What to produce
Would you restate the entries below word for word, leaving out the images?

Recorded information
....

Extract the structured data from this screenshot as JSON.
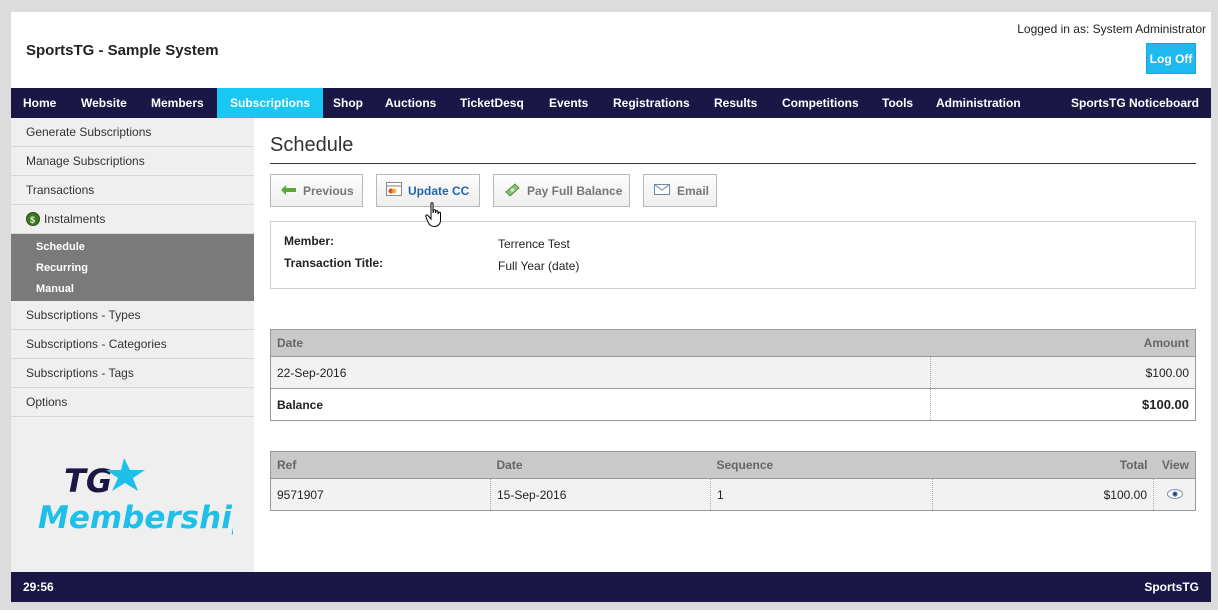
{
  "header": {
    "app_title": "SportsTG - Sample System",
    "logged_in": "Logged in as: System Administrator",
    "logoff_label": "Log Off"
  },
  "nav": {
    "items": [
      "Home",
      "Website",
      "Members",
      "Subscriptions",
      "Shop",
      "Auctions",
      "TicketDesq",
      "Events",
      "Registrations",
      "Results",
      "Competitions",
      "Tools",
      "Administration"
    ],
    "active": "Subscriptions",
    "right": "SportsTG Noticeboard"
  },
  "sidebar": {
    "items": [
      "Generate Subscriptions",
      "Manage Subscriptions",
      "Transactions",
      "Instalments"
    ],
    "sub_items": [
      "Schedule",
      "Recurring",
      "Manual"
    ],
    "items_after": [
      "Subscriptions - Types",
      "Subscriptions - Categories",
      "Subscriptions - Tags",
      "Options"
    ],
    "logo": {
      "line1": "TG",
      "line2": "Membership"
    }
  },
  "main": {
    "title": "Schedule",
    "buttons": {
      "previous": "Previous",
      "update_cc": "Update CC",
      "pay_full_balance": "Pay Full Balance",
      "email": "Email"
    },
    "member": {
      "member_label": "Member:",
      "member_value": "Terrence Test",
      "title_label": "Transaction Title:",
      "title_value": "Full Year (date)"
    },
    "schedule_table": {
      "headers": {
        "date": "Date",
        "amount": "Amount"
      },
      "rows": [
        {
          "date": "22-Sep-2016",
          "amount": "$100.00"
        }
      ],
      "balance_label": "Balance",
      "balance_value": "$100.00"
    },
    "payments_table": {
      "headers": {
        "ref": "Ref",
        "date": "Date",
        "sequence": "Sequence",
        "total": "Total",
        "view": "View"
      },
      "rows": [
        {
          "ref": "9571907",
          "date": "15-Sep-2016",
          "sequence": "1",
          "total": "$100.00"
        }
      ]
    }
  },
  "footer": {
    "timer": "29:56",
    "brand": "SportsTG"
  },
  "colors": {
    "nav_bg": "#1a1747",
    "accent": "#18c7f2",
    "logo_blue": "#1ec0ea"
  }
}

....

Solution to this problem
Extract the structured data from this screenshot as JSON.
{
  "header": {
    "app_title": "SportsTG - Sample System",
    "logged_in": "Logged in as: System Administrator",
    "logoff_label": "Log Off"
  },
  "nav": {
    "items": [
      "Home",
      "Website",
      "Members",
      "Subscriptions",
      "Shop",
      "Auctions",
      "TicketDesq",
      "Events",
      "Registrations",
      "Results",
      "Competitions",
      "Tools",
      "Administration"
    ],
    "active": "Subscriptions",
    "right": "SportsTG Noticeboard"
  },
  "sidebar": {
    "items": [
      "Generate Subscriptions",
      "Manage Subscriptions",
      "Transactions",
      "Instalments"
    ],
    "sub_items": [
      "Schedule",
      "Recurring",
      "Manual"
    ],
    "items_after": [
      "Subscriptions - Types",
      "Subscriptions - Categories",
      "Subscriptions - Tags",
      "Options"
    ],
    "logo": {
      "line1": "TG",
      "line2": "Membership"
    }
  },
  "main": {
    "title": "Schedule",
    "buttons": {
      "previous": "Previous",
      "update_cc": "Update CC",
      "pay_full_balance": "Pay Full Balance",
      "email": "Email"
    },
    "member": {
      "member_label": "Member:",
      "member_value": "Terrence Test",
      "title_label": "Transaction Title:",
      "title_value": "Full Year (date)"
    },
    "schedule_table": {
      "headers": {
        "date": "Date",
        "amount": "Amount"
      },
      "rows": [
        {
          "date": "22-Sep-2016",
          "amount": "$100.00"
        }
      ],
      "balance_label": "Balance",
      "balance_value": "$100.00"
    },
    "payments_table": {
      "headers": {
        "ref": "Ref",
        "date": "Date",
        "sequence": "Sequence",
        "total": "Total",
        "view": "View"
      },
      "rows": [
        {
          "ref": "9571907",
          "date": "15-Sep-2016",
          "sequence": "1",
          "total": "$100.00"
        }
      ]
    }
  },
  "footer": {
    "timer": "29:56",
    "brand": "SportsTG"
  },
  "colors": {
    "nav_bg": "#1a1747",
    "accent": "#18c7f2",
    "logo_blue": "#1ec0ea"
  }
}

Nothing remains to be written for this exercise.